Oh my God!
I have never tasted anything like it. It is required, as a food blogger for me to try. But I am not even sure where to start. Complex. Fruity. Floral. Sweet-Sour. Warm. Lingering. Buttery. Spicy. Tangy.
Aside from the slightly sticky chew it is not something I would immediately identify as caramel. The first bite announces itself with a floral sourness that warms slowly into a spicy fruitiness as you chew. The finish is buttery and warm. The peppercorns effect leaving your tongue with a pleasant tingling glow that last long after the caramels flavor dissipates. It’s subtle though. Not like a chili pepper, not a burn.
It’s just something you have to experience for yourself.
Are these worth making again? Oh hell yes!
I didn’t measure as I was creating so this is what I will use the next time I make it.
Szechuan Peppercorn & Kumquat Caramels
2 generous cups kumquats
1 ½ cups water
2 cups table sugar (I used vanilla sugar)
1 cup raw sugar
1 heaping tablespoon Szechuan Peppercorns
3 Star Anise
3 cinnamon sticks, broken
½ cup crème fraîche or heavy cream
6 tablespoons butter (about 3 oz)
To candy kumquats:
Wash and dry the kumquats and slice into ¼ inch rings.
In a heavy sauce pan over medium high heat toast the cinnamon, star anise, and peppercorns until fragrant. About 30 seconds. Add the water and then the sugar. Stir to combine and bring to a boil. Cook until all of the sugar is dissolved. Add the kumquats and bring to a boil again. Lower the heat until the mixture barely simmers.
Simmer for about an hour to an hour and a half or until the kumquats are translucent all the way through.
Remove from heat and strain out the kumquats and spices over a high-sided pot. Allow to drain for a few minutes then spread onto a parchment lined baking sheet.
Pick out the spices and discard.
Allow to dry over night then roll in regular table sugar.
Store in a cool dry place.
To make the caramel:
Return the sugar syrup to the stove over medium high heat. The high sided pan will keep the sugar from boiling over. Affix a candy thermometer to the side of the pan. DO NOT STIR. Allow the sugar to come to boil. The mixture will bubble voluminously. If it start to escape the pan, lower the heat and blow gently on the bubbles to get them to sink (do not blow too hard as this will cause the caramel to spatter and hot sugar is culinary napalm).
Boil until the sugar reaches 240 degrees, softball stage.
In the mean time remove the butter and cream or crème fraîche from the fridge. Slice the butter into 6 pieces. Place the crème fraîche into a microwave safe container.
Once the sugar has reached the softball stage, remove it from the heat and drop in two pats of butter. Stir gently until fully incorporated. Remove the candy thermometer if it’s in the way.
Microwave the crème fraîche on high until hot (about 30 seconds).

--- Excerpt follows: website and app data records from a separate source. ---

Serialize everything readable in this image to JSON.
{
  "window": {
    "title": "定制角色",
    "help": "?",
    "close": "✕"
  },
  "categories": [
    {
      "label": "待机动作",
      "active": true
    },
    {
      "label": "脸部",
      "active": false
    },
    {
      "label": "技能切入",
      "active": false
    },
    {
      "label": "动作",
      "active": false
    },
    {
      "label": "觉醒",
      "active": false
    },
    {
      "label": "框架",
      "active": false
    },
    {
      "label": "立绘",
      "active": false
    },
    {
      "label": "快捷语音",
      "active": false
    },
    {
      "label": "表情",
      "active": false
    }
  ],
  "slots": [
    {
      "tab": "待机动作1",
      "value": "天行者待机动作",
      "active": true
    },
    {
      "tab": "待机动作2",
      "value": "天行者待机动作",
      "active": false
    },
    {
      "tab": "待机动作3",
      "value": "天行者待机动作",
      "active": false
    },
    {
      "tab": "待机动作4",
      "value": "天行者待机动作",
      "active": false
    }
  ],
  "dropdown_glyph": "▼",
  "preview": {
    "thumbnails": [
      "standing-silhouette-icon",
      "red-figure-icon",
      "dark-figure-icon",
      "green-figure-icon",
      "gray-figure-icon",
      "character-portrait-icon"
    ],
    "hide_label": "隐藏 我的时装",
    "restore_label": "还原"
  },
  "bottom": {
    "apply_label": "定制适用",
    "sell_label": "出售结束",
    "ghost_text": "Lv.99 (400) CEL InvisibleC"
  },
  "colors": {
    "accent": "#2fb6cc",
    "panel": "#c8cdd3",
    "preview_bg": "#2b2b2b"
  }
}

Add another pat of butter and pour in the crème fraîche, stirring continuously until incorporated. Continue adding the butter until it’s gone. The last pat should take a while to melt and the mixture should be glossy.
Return the caramel to the stove and bring to a boil over medium high heat. Reaffix the candy thermometer to the side of the pan. The caramel should have cooled off quite a bit by now. Cook on medium high, stirring occasionally until the caramel reaches 260 to 265 degrees, hard ball stage.
While the caramel comes up to temperature, line a baking sheet with non-stick foil or parchment paper.
When the caramel has reached 260 degrees, remove from heat and stir until the bubbles subside. Pour the caramel onto the prepared cookie sheet and chill until firm.
Cut the caramel into squares and wrap in waxed paper. Store in an airtight container; in a cool, dry place. I prefer to keep mine in the fridge.
* I should be fair here and explain something. This technique of making caramel is something I picked up from the love and terribly talented Chez Pim. So while the recipe is mine I must give kudos to her for introducing me to the method of making caramel from the remains of candying fruit. If it wasn’t for her none of this would be possible.